**Website and app data records**
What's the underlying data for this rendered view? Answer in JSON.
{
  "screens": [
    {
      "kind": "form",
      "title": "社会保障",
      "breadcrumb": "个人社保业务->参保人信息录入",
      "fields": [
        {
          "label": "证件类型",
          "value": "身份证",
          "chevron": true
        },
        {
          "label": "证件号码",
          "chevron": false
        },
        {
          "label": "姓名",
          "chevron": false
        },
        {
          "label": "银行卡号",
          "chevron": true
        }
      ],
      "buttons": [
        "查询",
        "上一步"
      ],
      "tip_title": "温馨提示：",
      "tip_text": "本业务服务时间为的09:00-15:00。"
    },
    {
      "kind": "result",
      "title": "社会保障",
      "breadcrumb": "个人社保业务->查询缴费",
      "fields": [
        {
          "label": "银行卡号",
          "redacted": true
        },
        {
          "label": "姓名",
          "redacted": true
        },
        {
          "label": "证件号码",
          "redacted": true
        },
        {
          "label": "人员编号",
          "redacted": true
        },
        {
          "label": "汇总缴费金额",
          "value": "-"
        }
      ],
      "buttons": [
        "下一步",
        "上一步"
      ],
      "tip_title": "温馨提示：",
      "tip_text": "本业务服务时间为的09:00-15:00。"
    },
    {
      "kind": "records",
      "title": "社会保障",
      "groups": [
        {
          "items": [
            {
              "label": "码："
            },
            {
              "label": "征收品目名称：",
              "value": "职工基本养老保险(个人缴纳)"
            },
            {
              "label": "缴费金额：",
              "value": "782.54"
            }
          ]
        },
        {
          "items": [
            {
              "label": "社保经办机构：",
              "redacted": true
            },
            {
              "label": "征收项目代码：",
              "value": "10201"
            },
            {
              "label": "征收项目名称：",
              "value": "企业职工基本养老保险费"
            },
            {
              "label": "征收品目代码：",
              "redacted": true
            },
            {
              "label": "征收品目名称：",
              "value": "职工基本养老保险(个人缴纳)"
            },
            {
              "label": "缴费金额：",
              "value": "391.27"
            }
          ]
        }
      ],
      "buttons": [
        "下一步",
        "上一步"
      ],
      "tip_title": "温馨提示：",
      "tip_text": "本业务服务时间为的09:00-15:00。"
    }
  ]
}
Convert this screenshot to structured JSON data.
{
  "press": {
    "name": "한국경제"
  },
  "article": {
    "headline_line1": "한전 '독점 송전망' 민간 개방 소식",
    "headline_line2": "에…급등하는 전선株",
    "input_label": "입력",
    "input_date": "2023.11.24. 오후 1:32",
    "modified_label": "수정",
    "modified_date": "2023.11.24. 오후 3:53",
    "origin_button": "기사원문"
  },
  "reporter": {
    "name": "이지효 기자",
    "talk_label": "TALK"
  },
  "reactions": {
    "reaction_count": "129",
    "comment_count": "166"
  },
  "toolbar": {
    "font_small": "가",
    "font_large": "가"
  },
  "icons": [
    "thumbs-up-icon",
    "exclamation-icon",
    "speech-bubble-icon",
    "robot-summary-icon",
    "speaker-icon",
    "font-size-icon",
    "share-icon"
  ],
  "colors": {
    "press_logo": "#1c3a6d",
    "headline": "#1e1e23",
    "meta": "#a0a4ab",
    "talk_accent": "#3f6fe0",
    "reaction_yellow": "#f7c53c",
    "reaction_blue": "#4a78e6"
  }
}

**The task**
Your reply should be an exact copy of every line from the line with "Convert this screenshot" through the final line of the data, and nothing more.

**Answer to this problem**
Convert this screenshot to structured JSON data.
{
  "press": {
    "name": "한국경제"
  },
  "article": {
    "headline_line1": "한전 '독점 송전망' 민간 개방 소식",
    "headline_line2": "에…급등하는 전선株",
    "input_label": "입력",
    "input_date": "2023.11.24. 오후 1:32",
    "modified_label": "수정",
    "modified_date": "2023.11.24. 오후 3:53",
    "origin_button": "기사원문"
  },
  "reporter": {
    "name": "이지효 기자",
    "talk_label": "TALK"
  },
  "reactions": {
    "reaction_count": "129",
    "comment_count": "166"
  },
  "toolbar": {
    "font_small": "가",
    "font_large": "가"
  },
  "icons": [
    "thumbs-up-icon",
    "exclamation-icon",
    "speech-bubble-icon",
    "robot-summary-icon",
    "speaker-icon",
    "font-size-icon",
    "share-icon"
  ],
  "colors": {
    "press_logo": "#1c3a6d",
    "headline": "#1e1e23",
    "meta": "#a0a4ab",
    "talk_accent": "#3f6fe0",
    "reaction_yellow": "#f7c53c",
    "reaction_blue": "#4a78e6"
  }
}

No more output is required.